In 2008, high-definition sets are expected to account for 79 percent of digital TV shipments in the U.S., the Consumer Electronic Association, an industry trade group, said Dec. 28.
But if you’re not an expert at alphabet soup or technology, DTV and HDTV sound awfully similar, and can make the purchasing process more confusing.
HDTV requires these elements:
- Having a video display capable of displaying high-definition resolution (720p and higher)
- Using a high-definition receiver, either built into the set itself or provided by a cable or satellite provider, for example
- Watching high-definition programming, which not all networks and cable channels yet provide.
In a recent study, the Consumer Electronics Association found that 44 percent of HDTV owners actually receive HD programming, 34 percent are definitely not receiving HD programming, 16 percent are not sure and 6 percent think they receive HD programming, but likely are not.
“Consumer confusion is horrible, just horrible,” said Dale Cripps, publisher and founder of HDTV Magazine (www.hdtvmagazine.com).
In 2004, when the public’s interest in HDTV, plasma and LCD screens started to grow, Cripps advocated for a kind of a TV “czar to lead the industry — not for financial purposes, but so that each time something was said” about HDTV, one person would address the issues, “so that we wouldn’t have the confusion caused by competitive technologies.”
That didn’t happen, although the Consumer Electronics Association probably comes closest to acting as such a czar.
Because the association represents, and is financed by, more than 2,000 competitive companies, including Sony and Toshiba, Apple and Microsoft, Best Buy and Circuit City, it treads carefully in such areas as recommendations.
But its consumer Web sites — www.myCEknowhow.com, www.CEAconnectionsguide.com and www.antennaweb.org — are all good starting points as sources of information for those considering buying a new TV, especially an HDTV.
“For most consumers buying their first HDTV, there’s a lot of choices out there,” said Joe Bates, CEA’s director of research.
“That’s a positive aspect in one respect, and challenging in another. Consumers really need to do their research. And, what we have found is that more and more of them are doing so.”
Greg Belloni, a Sony spokesman, said that “initially, the electronics industry did a bad job” explaining HDTV to consumers.
“There is still a little bit of confusion, but it has gotten markedly better,” he said.
“We’re doing a better job now of explaining to retailers, and manufacturers are taking it on themselves to give the public an idea of how to buy an HDTV.”
In the last year, he said, Sony sent its representatives to electronics retailers around the country to give “HD test drive” presentations to sales reps to help them be better informed about high-definition TV.
“The message is getting out there that you need more than the HDTV to get HDTV,” he said.

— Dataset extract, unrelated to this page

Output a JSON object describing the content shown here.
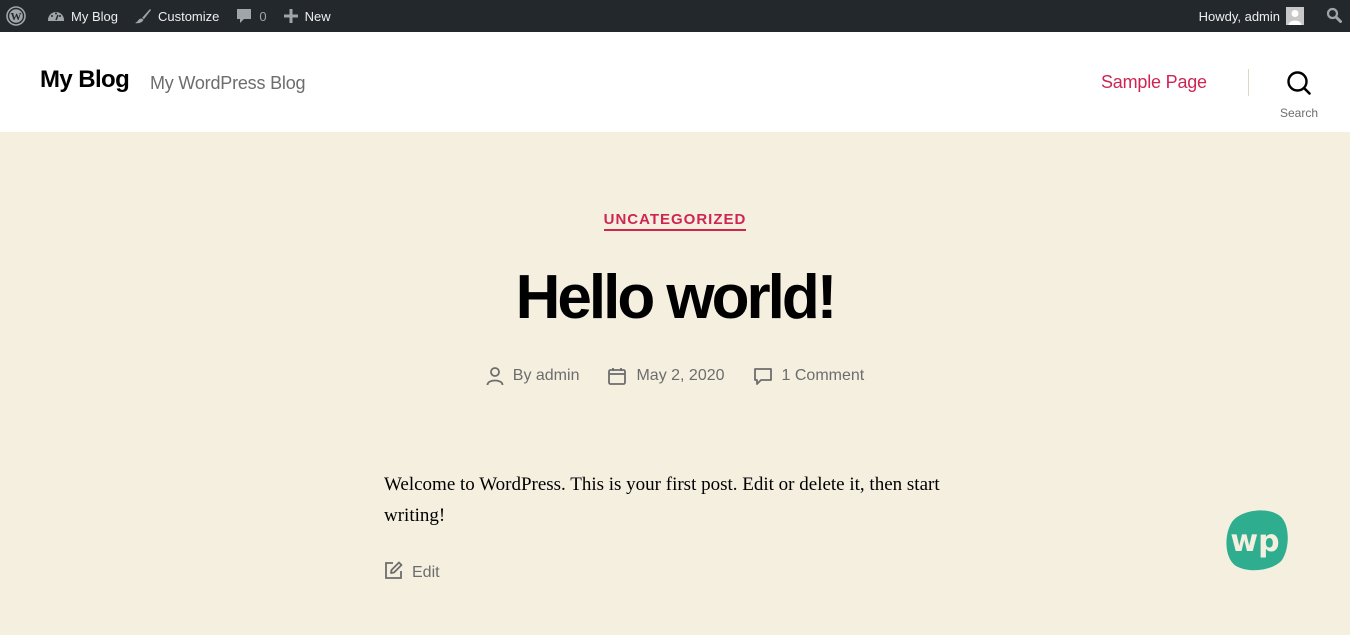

Dan Schinasi, HDTV product planning manager for Samsung, said the company is making sure it prints detailed information “on the box and the owners’ manuals, and even bigger on the TVs themselves.”
The Consumer Electronics Association estimates sales of 20.7 million HDTV sets in 2007, up from 17.3 million in 2006, 8.8 million in 2005 and 6 million in 2004.
One reason for the increase is that prices for the sets have fallen dramatically.
One major electronics retailer recently advertised a $2,100, 50-inch, plasma HDTV on sale for $1,500, Two years ago, that set would have been at least $1,000 more.
Schinasi, of Samsung, believes the biggest issue for consumers buying a new TV is not about HDTV, but which television technology to choose, such as plasma, LCD, DLP, LCoS or CRT. Yes, CRT (cathode ray tube), which was TV as most of us knew it until the past decade.
“They still exist, and are very affordable,” Schniasi said of CRT sets.
“$599 gets you a high-definition, 30-inch CRT set. It’s a price point that’s very favorable.”
For now, consumers have to wade through several checklists to make sure they’re getting high-definition TV. It’s not as simple as turning on the set.
“It will get to the point where you can just plug in HDTV without special equipment,” said Cripps of HDTV Magazine.
But it’s not there yet.
“I think the industry certainly understands that ‘plug-and-play’ is where we need to be,” he said.